> **Your task**: Could you give the records below again exactly, without the pictures?

------------------------------------------------------------------------

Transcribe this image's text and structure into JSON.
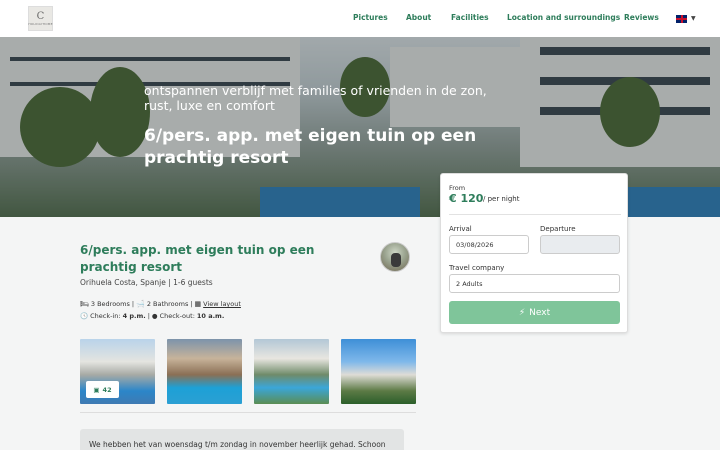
{
  "header": {
    "logo_letter": "C",
    "logo_text": "HOLIDAYHOME",
    "nav": [
      {
        "label": "Pictures"
      },
      {
        "label": "About"
      },
      {
        "label": "Facilities"
      },
      {
        "label": "Location and surroundings"
      },
      {
        "label": "Reviews"
      }
    ],
    "language_icon": "uk-flag-icon"
  },
  "hero": {
    "subtitle": "ontspannen verblijf met families of vrienden in de zon, rust, luxe en comfort",
    "title": "6/pers. app. met eigen tuin op een prachtig resort"
  },
  "booking": {
    "from_label": "From",
    "price": "€ 120",
    "per_night": "/ per night",
    "arrival_label": "Arrival",
    "arrival_value": "03/08/2026",
    "departure_label": "Departure",
    "departure_value": "",
    "travel_label": "Travel company",
    "travel_value": "2 Adults",
    "next_label": "Next",
    "accent": "#2e7d5b",
    "button_color": "#7fc59a"
  },
  "property": {
    "title": "6/pers. app. met eigen tuin op een prachtig resort",
    "location": "Orihuela Costa, Spanje | 1-6 guests",
    "bedrooms": "3 Bedrooms",
    "bathrooms": "2 Bathrooms",
    "layout_link": "View layout",
    "checkin_label": "Check-in:",
    "checkin_value": "4 p.m.",
    "checkout_label": "Check-out:",
    "checkout_value": "10 a.m.",
    "photo_count": "42"
  },
  "review": {
    "text": "We hebben het van woensdag t/m zondag in november heerlijk gehad. Schoon"
  }
}
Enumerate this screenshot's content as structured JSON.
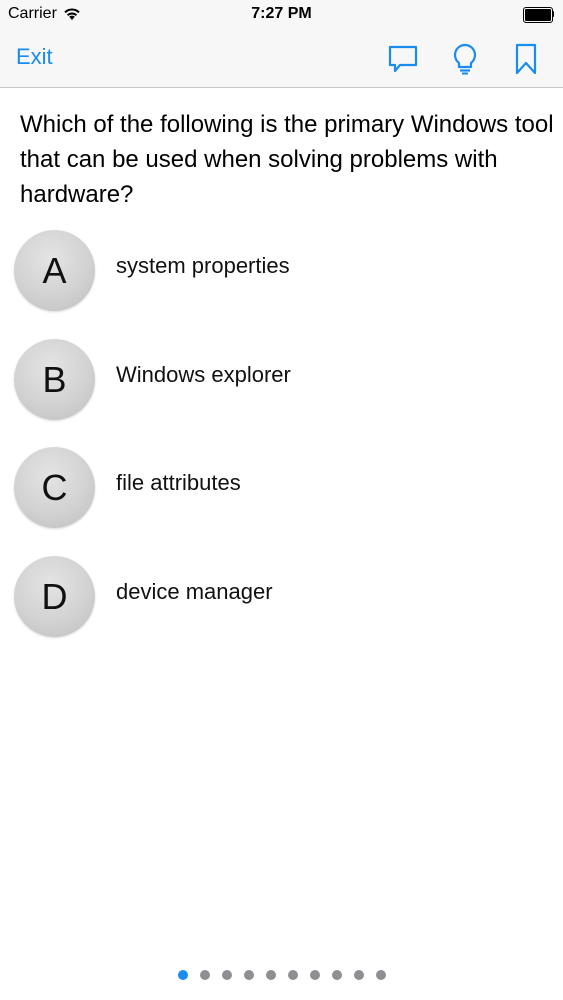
{
  "status_bar": {
    "carrier": "Carrier",
    "time": "7:27 PM",
    "wifi_icon": "wifi-icon",
    "battery_level": 1.0
  },
  "nav": {
    "exit_label": "Exit",
    "icons": [
      "comment-icon",
      "lightbulb-icon",
      "bookmark-icon"
    ],
    "accent_color": "#1a8cf0"
  },
  "question": {
    "text": "Which of the following is the primary Windows tool that can be used when solving problems with hardware?"
  },
  "options": [
    {
      "letter": "A",
      "text": "system properties"
    },
    {
      "letter": "B",
      "text": "Windows explorer"
    },
    {
      "letter": "C",
      "text": "file attributes"
    },
    {
      "letter": "D",
      "text": "device manager"
    }
  ],
  "pagination": {
    "total": 10,
    "current": 1
  }
}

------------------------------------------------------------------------

> **Written solution**:
Transcribe this image's text and structure into JSON.
{
  "header": {
    "logo_letter": "C",
    "logo_text": "HOLIDAYHOME",
    "nav": [
      {
        "label": "Pictures"
      },
      {
        "label": "About"
      },
      {
        "label": "Facilities"
      },
      {
        "label": "Location and surroundings"
      },
      {
        "label": "Reviews"
      }
    ],
    "language_icon": "uk-flag-icon"
  },
  "hero": {
    "subtitle": "ontspannen verblijf met families of vrienden in de zon, rust, luxe en comfort",
    "title": "6/pers. app. met eigen tuin op een prachtig resort"
  },
  "booking": {
    "from_label": "From",
    "price": "€ 120",
    "per_night": "/ per night",
    "arrival_label": "Arrival",
    "arrival_value": "03/08/2026",
    "departure_label": "Departure",
    "departure_value": "",
    "travel_label": "Travel company",
    "travel_value": "2 Adults",
    "next_label": "Next",
    "accent": "#2e7d5b",
    "button_color": "#7fc59a"
  },
  "property": {
    "title": "6/pers. app. met eigen tuin op een prachtig resort",
    "location": "Orihuela Costa, Spanje | 1-6 guests",
    "bedrooms": "3 Bedrooms",
    "bathrooms": "2 Bathrooms",
    "layout_link": "View layout",
    "checkin_label": "Check-in:",
    "checkin_value": "4 p.m.",
    "checkout_label": "Check-out:",
    "checkout_value": "10 a.m.",
    "photo_count": "42"
  },
  "review": {
    "text": "We hebben het van woensdag t/m zondag in november heerlijk gehad. Schoon"
  }
}
Enumerate this screenshot's content as structured JSON.
{
  "status_bar": {
    "carrier": "Carrier",
    "time": "7:27 PM",
    "wifi_icon": "wifi-icon",
    "battery_level": 1.0
  },
  "nav": {
    "exit_label": "Exit",
    "icons": [
      "comment-icon",
      "lightbulb-icon",
      "bookmark-icon"
    ],
    "accent_color": "#1a8cf0"
  },
  "question": {
    "text": "Which of the following is the primary Windows tool that can be used when solving problems with hardware?"
  },
  "options": [
    {
      "letter": "A",
      "text": "system properties"
    },
    {
      "letter": "B",
      "text": "Windows explorer"
    },
    {
      "letter": "C",
      "text": "file attributes"
    },
    {
      "letter": "D",
      "text": "device manager"
    }
  ],
  "pagination": {
    "total": 10,
    "current": 1
  }
}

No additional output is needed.